Solution: No Waste Delivery (NOW) – this food delivery service is designed to change the food consumption and purchasing norms of the urban office worker by reducing packaging waste, food waste, and delivery service fuel emissions.
"We really appreciated the research that Pixelation did in terms of what solutions already exist, both in the US and abroad, and that they attempted to establish circular flows of resources where existing food delivery services hadn't." – Judge Gretchen Hooker
3rd place - $5,000
Team name: The Originals
Christa Iscoa, Architecture, Savannah College of Art and Design
John Worthley, Energy Engineering, Penn State University
Laryssa Tertuliano, Industrial Design, Savannah College of Art and Design
Marina Busato, Industrial Design, Savannah College of Art and Design
Philip Han, Collaborative Design, Kendall College of Art and Design of Ferris State University
Solution: Organikos – this service, which combines an energy efficient in-home composting appliance with a user experience-driven web platform, is designed to remove the barriers that make composting difficult and inaccessible.
“What impressed us the most about The Original's solution was that it didn't attempt to do everything on it's own, but rather identified possible collaborations with existing services that could help it succeed. That kind of systemic thinking is exactly what students should be engaging in.” – Judge Nathan Shedroff
Evaluating each team on factors such as research, innovation, and feasibility, judge Colin Webster remarked, “We were all impressed by the enormous amount of time, energy, and research the teams put into their projects, but Western Sustainers’ depth of research and systemic understanding of the solution they’d designed was what ultimately set them apart,” said Colin Webster, Wege Prize judge and Education Programme Manager with the Ellen MacArthur Foundation, a UK-based organization that’s a global leader in circular economic thought, education, and development. “In all the teams, there was a real willingness to collaborate and engage with very complex concepts and ideas, and most importantly, each showed a desire to improve their solutions beyond this competition and to continue to refine their understanding of the circular economy.”

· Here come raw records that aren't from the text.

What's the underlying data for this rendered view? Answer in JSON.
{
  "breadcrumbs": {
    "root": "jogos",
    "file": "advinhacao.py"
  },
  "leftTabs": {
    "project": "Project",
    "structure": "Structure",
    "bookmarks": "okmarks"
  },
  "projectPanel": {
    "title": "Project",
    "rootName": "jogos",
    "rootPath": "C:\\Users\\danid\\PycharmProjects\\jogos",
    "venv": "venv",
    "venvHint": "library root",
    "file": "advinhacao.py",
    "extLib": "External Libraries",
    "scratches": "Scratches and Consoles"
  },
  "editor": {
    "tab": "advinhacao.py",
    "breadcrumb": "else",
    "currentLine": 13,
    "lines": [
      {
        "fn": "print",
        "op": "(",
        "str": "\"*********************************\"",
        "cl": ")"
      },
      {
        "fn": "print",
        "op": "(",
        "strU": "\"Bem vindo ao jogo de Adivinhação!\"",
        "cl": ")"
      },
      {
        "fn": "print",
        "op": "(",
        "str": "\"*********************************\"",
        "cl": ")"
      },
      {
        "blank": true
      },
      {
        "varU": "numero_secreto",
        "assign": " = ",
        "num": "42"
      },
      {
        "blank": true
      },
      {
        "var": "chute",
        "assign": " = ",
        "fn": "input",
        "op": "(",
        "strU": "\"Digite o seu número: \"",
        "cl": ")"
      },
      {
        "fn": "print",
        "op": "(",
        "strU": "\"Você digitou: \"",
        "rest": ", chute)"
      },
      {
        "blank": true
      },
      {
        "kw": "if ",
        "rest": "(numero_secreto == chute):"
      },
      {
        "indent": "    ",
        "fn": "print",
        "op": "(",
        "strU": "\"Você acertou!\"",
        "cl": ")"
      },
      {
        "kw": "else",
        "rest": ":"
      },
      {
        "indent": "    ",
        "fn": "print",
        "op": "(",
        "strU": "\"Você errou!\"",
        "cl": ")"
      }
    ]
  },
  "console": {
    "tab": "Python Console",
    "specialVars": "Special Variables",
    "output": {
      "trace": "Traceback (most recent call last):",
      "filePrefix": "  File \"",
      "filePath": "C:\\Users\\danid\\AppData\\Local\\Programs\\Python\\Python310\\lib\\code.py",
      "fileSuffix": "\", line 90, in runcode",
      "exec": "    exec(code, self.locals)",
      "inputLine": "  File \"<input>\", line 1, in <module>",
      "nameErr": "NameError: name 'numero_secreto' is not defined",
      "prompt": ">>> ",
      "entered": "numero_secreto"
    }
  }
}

Colin Webster – Education Programme Manager, Ellen MacArthur Foundation
Michael Werner – Green Chemistry and Restricted Substances Manager, Apple Inc.
Gretchen Hooker – Biomimicry Specialist, Biomimicry Institute
Nathan Shedroff – Program Chair, MBA in Design Strategy, California College of the Arts
Ellen Satterlee - CEO, Wege Foundation
Wege Prize 2016 Goes International, Starts Now
All five judges will return for Wege Prize 2016, which is moving to an international level. Next year’s competition will be open to undergraduate students anywhere in the world. Those interested in participating are encouraged to begin networking and connecting with possible mentors and teammates now. More information about Wege Prize 2016 will be revealed in the coming weeks on wegeprize.org.
“We want to thank our esteemed judges and all of the brave, bold, and passionate students who rose to this year’s challenge, and we look forward to the new connections, collaborations, and ideas that will emerge as we transition to an international level,” said Wege Prize organizer Gayle DeBruyn. “The sooner students begin making connections, finding mentors, and brainstorming possible solutions, the better, because Wege Prize 2016 starts right now.”